■ Problem to work on
Leave out the pictures, and reproduce exactly the lines from the line containing "Transcribe this image's" through the final line of the entries.

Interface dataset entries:
□ □ □ □ □ □ □

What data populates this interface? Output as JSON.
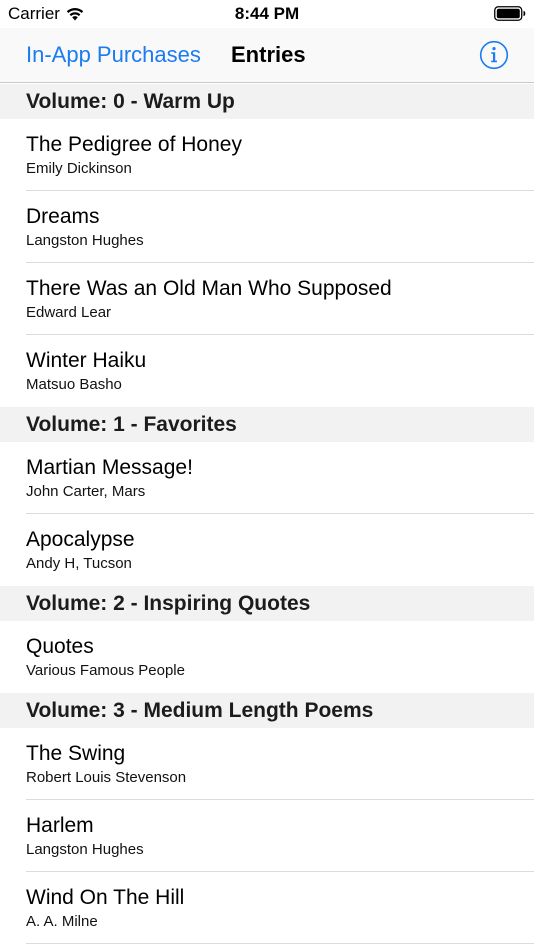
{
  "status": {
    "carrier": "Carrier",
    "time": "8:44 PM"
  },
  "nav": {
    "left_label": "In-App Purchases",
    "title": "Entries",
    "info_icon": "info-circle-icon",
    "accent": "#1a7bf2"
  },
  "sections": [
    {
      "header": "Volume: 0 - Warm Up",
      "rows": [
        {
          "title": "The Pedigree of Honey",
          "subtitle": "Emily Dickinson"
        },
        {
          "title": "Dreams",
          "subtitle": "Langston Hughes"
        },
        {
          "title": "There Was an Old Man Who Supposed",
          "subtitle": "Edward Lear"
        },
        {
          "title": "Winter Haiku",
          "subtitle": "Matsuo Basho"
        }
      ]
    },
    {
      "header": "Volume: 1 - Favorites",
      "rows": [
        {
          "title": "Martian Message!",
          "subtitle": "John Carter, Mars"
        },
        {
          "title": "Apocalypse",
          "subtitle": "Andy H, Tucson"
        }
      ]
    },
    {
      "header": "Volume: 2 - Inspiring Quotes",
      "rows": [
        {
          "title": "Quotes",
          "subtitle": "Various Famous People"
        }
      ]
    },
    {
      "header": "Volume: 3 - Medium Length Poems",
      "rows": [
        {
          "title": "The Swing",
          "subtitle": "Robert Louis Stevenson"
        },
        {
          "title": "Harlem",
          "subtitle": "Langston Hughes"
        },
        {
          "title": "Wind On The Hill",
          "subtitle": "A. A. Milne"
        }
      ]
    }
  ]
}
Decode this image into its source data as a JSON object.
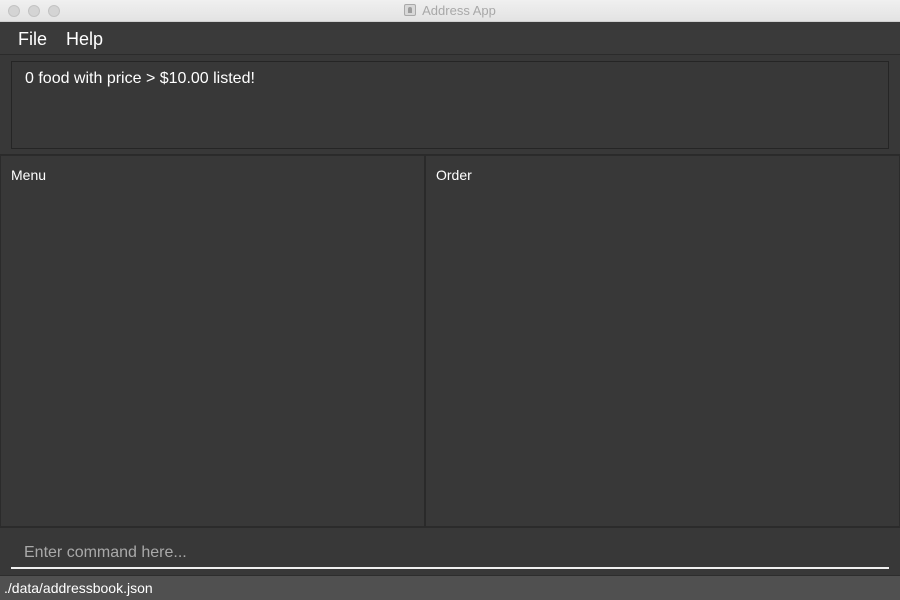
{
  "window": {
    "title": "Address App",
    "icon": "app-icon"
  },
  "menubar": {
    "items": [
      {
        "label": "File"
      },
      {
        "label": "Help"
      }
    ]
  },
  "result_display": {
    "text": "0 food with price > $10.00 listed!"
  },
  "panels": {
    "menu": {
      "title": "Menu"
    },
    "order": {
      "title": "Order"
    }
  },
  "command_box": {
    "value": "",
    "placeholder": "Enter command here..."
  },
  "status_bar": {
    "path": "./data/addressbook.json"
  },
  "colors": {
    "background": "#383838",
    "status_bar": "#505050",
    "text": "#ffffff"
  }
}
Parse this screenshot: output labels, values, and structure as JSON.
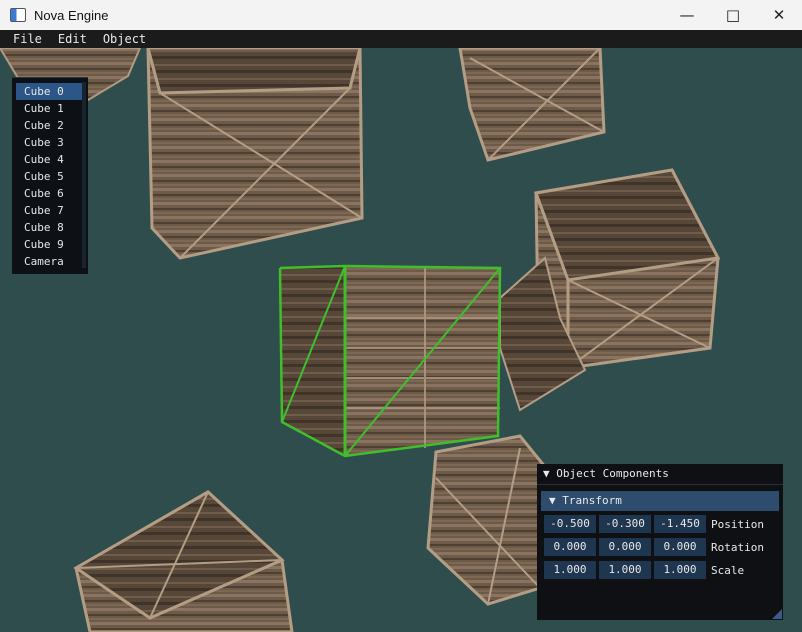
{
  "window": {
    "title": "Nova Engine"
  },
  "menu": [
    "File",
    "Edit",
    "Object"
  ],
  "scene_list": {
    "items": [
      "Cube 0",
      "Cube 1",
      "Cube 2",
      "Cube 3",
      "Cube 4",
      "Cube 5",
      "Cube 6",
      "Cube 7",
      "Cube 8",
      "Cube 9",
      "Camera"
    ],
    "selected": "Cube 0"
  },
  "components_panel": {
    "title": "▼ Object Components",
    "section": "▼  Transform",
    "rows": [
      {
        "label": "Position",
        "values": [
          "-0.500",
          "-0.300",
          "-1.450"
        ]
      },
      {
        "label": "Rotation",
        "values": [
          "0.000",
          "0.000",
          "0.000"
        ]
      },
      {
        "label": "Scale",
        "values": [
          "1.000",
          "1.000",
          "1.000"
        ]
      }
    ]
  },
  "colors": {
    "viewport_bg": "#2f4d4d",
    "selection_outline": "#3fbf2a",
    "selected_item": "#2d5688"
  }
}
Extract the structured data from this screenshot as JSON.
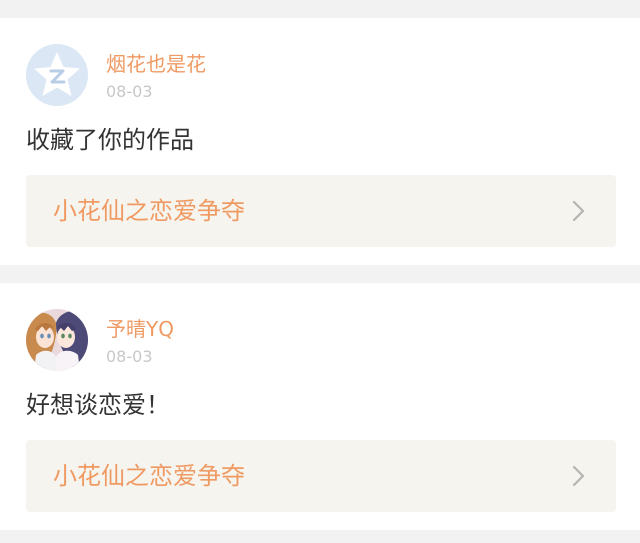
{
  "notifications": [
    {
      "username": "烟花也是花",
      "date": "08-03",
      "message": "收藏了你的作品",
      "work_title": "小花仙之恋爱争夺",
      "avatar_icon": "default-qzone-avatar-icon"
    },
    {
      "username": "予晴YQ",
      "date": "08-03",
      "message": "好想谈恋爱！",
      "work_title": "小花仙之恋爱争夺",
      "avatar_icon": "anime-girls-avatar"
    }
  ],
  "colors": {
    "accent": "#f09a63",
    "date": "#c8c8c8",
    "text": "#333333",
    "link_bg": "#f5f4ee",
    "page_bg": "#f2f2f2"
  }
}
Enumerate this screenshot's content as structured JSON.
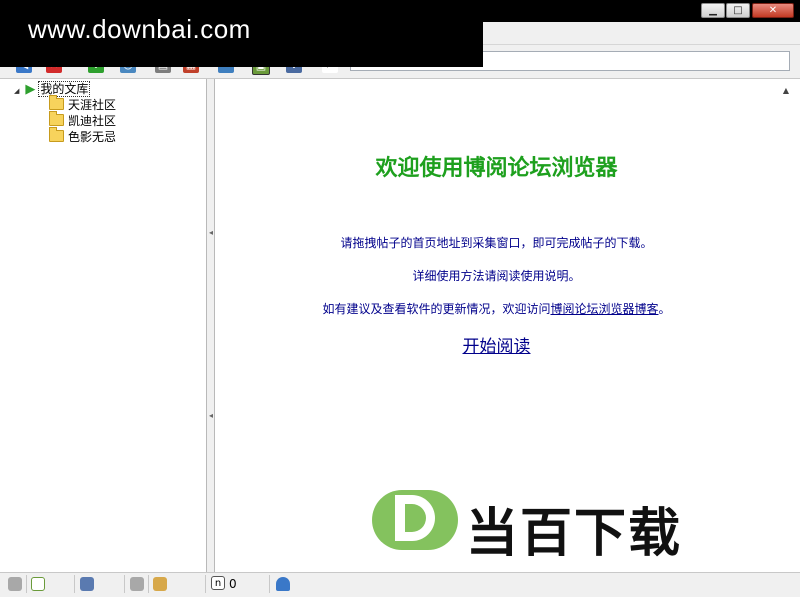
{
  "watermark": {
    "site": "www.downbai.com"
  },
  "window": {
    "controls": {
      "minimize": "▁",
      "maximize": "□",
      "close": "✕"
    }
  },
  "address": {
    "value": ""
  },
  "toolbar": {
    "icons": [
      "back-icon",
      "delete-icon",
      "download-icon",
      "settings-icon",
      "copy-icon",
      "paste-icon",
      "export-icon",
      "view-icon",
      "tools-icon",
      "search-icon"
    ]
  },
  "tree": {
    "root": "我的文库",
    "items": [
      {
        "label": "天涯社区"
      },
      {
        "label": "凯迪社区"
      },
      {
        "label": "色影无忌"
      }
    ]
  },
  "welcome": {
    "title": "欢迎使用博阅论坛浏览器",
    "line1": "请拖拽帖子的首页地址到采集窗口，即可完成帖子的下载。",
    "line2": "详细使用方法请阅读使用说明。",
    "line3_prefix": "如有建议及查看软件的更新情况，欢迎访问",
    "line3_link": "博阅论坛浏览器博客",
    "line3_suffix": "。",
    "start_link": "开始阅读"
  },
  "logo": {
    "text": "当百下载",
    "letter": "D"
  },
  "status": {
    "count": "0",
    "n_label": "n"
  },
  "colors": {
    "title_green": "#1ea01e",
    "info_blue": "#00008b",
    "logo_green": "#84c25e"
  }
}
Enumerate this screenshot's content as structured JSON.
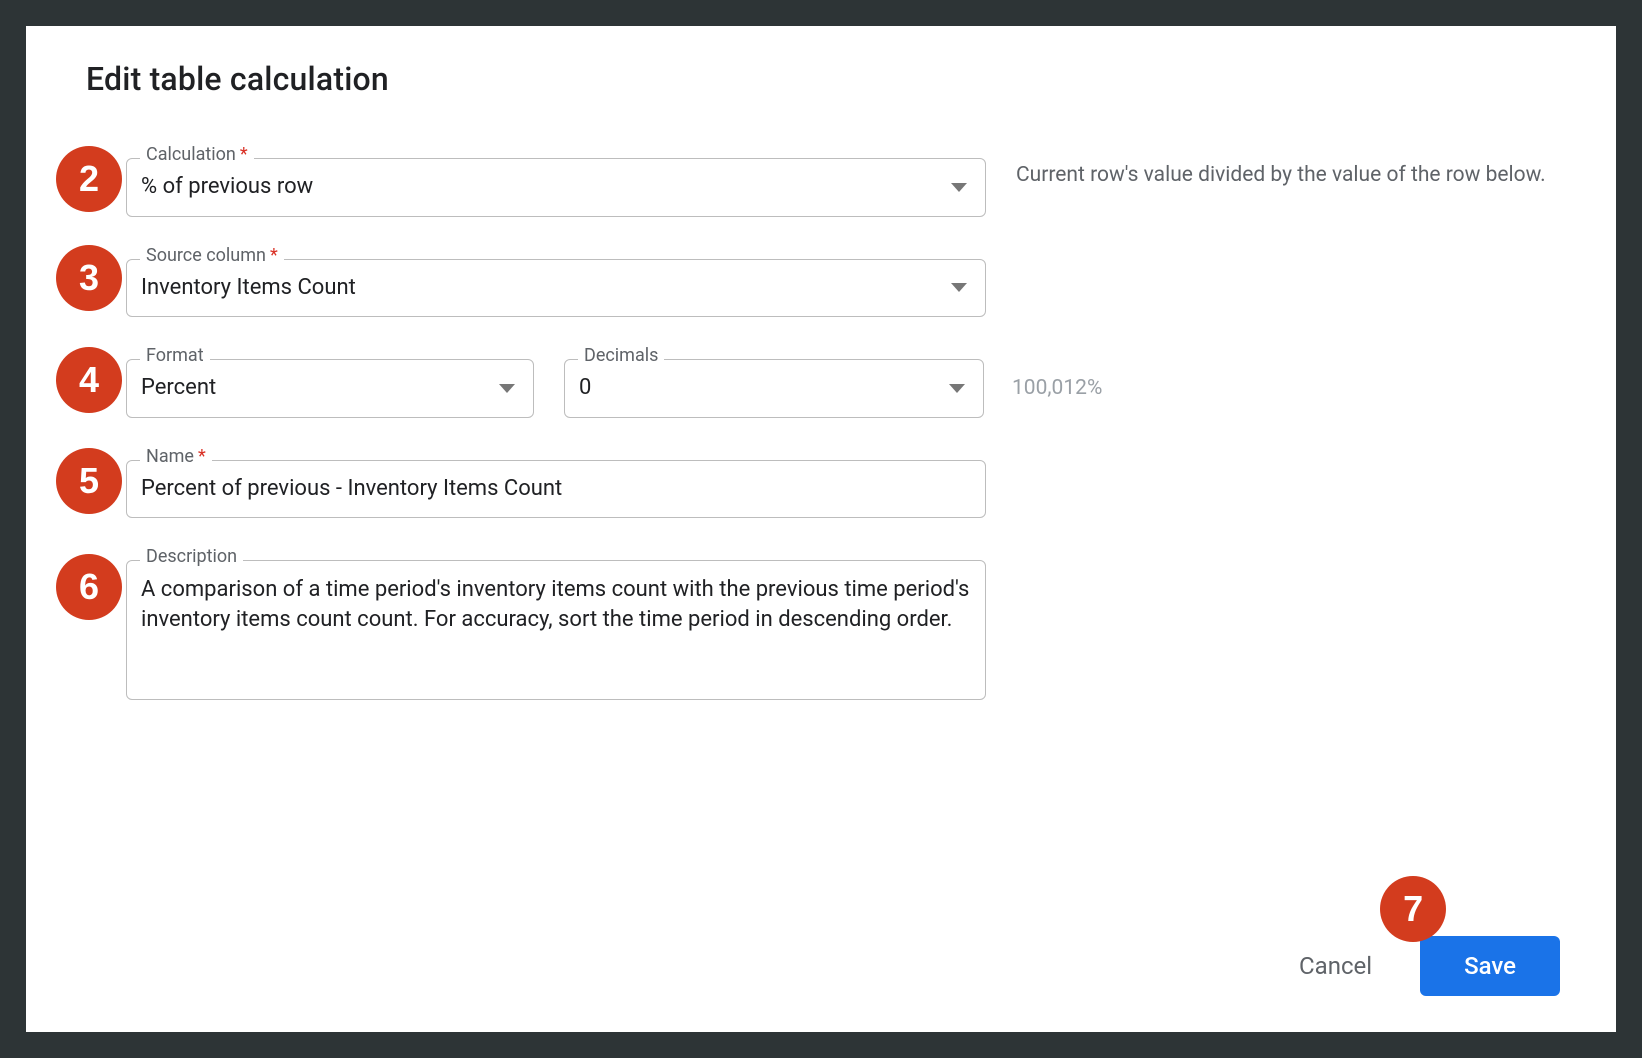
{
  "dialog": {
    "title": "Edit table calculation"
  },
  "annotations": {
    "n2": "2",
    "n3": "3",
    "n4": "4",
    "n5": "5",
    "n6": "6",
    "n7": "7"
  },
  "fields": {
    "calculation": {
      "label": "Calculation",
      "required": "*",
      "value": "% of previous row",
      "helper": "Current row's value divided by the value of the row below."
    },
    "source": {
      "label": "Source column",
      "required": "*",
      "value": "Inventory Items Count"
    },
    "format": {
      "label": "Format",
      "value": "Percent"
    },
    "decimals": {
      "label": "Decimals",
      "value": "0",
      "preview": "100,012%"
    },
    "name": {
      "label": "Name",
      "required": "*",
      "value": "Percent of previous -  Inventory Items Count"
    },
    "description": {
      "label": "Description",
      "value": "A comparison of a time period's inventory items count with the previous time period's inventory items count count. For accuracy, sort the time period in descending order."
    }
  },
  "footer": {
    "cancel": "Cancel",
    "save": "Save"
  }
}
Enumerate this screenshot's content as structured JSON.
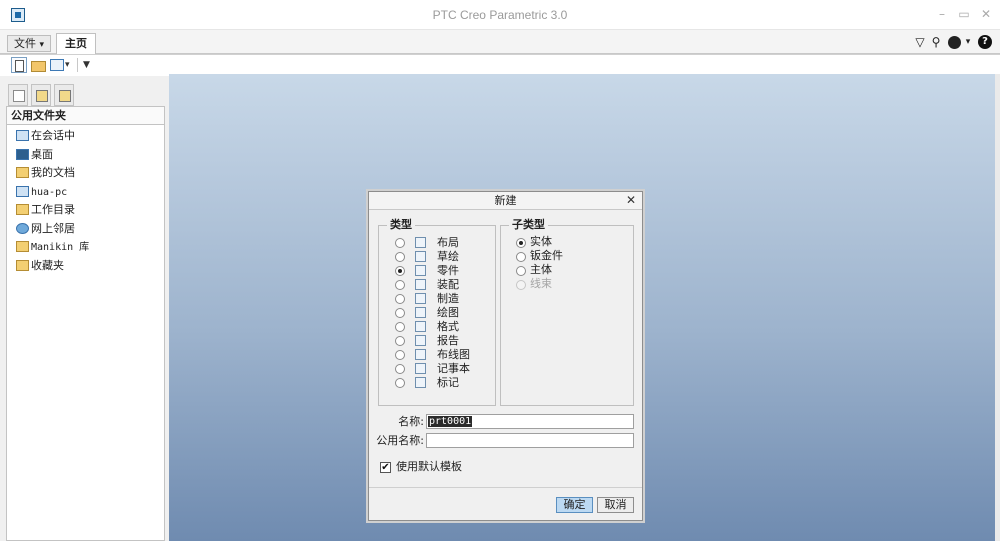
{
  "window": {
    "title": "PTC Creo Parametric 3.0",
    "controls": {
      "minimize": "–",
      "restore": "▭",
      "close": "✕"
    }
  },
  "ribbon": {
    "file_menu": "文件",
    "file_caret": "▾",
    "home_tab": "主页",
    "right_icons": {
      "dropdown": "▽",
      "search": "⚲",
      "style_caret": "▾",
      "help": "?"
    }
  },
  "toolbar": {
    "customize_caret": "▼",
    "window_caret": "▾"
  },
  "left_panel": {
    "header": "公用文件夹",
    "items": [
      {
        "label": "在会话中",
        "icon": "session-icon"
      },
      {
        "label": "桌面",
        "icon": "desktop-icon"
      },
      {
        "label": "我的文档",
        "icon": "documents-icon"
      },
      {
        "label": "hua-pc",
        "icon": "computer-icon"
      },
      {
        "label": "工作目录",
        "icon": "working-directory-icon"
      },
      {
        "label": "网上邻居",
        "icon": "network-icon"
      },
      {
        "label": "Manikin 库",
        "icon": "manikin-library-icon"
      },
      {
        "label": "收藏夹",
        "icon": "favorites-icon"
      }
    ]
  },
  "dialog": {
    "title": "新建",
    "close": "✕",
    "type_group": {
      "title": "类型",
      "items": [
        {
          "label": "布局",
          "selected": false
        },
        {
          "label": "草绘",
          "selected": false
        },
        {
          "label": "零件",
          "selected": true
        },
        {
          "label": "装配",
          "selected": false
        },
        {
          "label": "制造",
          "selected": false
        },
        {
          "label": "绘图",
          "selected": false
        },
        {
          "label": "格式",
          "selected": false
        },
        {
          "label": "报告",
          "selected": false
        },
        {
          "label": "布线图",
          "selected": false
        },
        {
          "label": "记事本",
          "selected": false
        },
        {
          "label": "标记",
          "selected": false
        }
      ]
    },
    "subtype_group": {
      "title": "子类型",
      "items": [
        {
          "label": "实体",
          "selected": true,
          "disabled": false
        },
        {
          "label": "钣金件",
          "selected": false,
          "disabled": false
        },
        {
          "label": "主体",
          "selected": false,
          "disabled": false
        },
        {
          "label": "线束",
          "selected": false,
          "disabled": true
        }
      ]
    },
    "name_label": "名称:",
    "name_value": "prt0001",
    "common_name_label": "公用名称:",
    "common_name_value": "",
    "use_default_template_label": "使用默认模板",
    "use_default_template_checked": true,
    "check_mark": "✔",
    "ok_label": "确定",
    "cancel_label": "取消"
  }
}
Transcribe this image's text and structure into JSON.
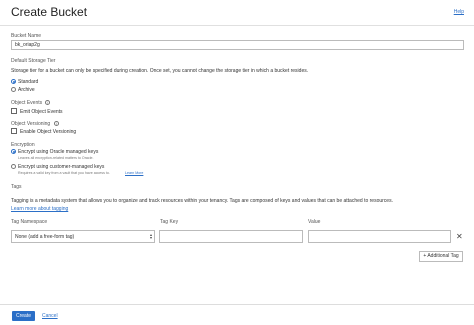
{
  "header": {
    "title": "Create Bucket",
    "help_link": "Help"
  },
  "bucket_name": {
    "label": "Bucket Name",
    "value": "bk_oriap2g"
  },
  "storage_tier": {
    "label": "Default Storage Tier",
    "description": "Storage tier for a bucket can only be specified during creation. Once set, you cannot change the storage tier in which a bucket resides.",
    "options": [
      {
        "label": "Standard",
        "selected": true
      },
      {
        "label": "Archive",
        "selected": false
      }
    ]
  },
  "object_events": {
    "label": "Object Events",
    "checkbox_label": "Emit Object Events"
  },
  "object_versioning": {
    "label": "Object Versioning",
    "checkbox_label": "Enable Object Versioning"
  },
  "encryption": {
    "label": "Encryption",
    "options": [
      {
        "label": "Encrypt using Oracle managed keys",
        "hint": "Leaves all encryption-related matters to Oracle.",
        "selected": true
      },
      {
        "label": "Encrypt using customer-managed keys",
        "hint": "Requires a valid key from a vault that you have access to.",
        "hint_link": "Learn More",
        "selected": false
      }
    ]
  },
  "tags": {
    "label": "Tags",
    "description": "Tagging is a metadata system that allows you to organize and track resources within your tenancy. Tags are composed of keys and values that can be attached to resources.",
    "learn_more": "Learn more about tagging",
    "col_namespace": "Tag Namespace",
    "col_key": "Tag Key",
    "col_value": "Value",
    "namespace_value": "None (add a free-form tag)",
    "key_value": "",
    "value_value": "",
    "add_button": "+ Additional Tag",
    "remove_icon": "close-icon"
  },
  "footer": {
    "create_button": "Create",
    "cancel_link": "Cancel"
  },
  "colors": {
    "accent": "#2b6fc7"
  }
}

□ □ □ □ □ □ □

■ Exercise answer
Transcribe this image's text and structure into JSON.
{
  "header": {
    "title": "Create Bucket",
    "help_link": "Help"
  },
  "bucket_name": {
    "label": "Bucket Name",
    "value": "bk_oriap2g"
  },
  "storage_tier": {
    "label": "Default Storage Tier",
    "description": "Storage tier for a bucket can only be specified during creation. Once set, you cannot change the storage tier in which a bucket resides.",
    "options": [
      {
        "label": "Standard",
        "selected": true
      },
      {
        "label": "Archive",
        "selected": false
      }
    ]
  },
  "object_events": {
    "label": "Object Events",
    "checkbox_label": "Emit Object Events"
  },
  "object_versioning": {
    "label": "Object Versioning",
    "checkbox_label": "Enable Object Versioning"
  },
  "encryption": {
    "label": "Encryption",
    "options": [
      {
        "label": "Encrypt using Oracle managed keys",
        "hint": "Leaves all encryption-related matters to Oracle.",
        "selected": true
      },
      {
        "label": "Encrypt using customer-managed keys",
        "hint": "Requires a valid key from a vault that you have access to.",
        "hint_link": "Learn More",
        "selected": false
      }
    ]
  },
  "tags": {
    "label": "Tags",
    "description": "Tagging is a metadata system that allows you to organize and track resources within your tenancy. Tags are composed of keys and values that can be attached to resources.",
    "learn_more": "Learn more about tagging",
    "col_namespace": "Tag Namespace",
    "col_key": "Tag Key",
    "col_value": "Value",
    "namespace_value": "None (add a free-form tag)",
    "key_value": "",
    "value_value": "",
    "add_button": "+ Additional Tag",
    "remove_icon": "close-icon"
  },
  "footer": {
    "create_button": "Create",
    "cancel_link": "Cancel"
  },
  "colors": {
    "accent": "#2b6fc7"
  }
}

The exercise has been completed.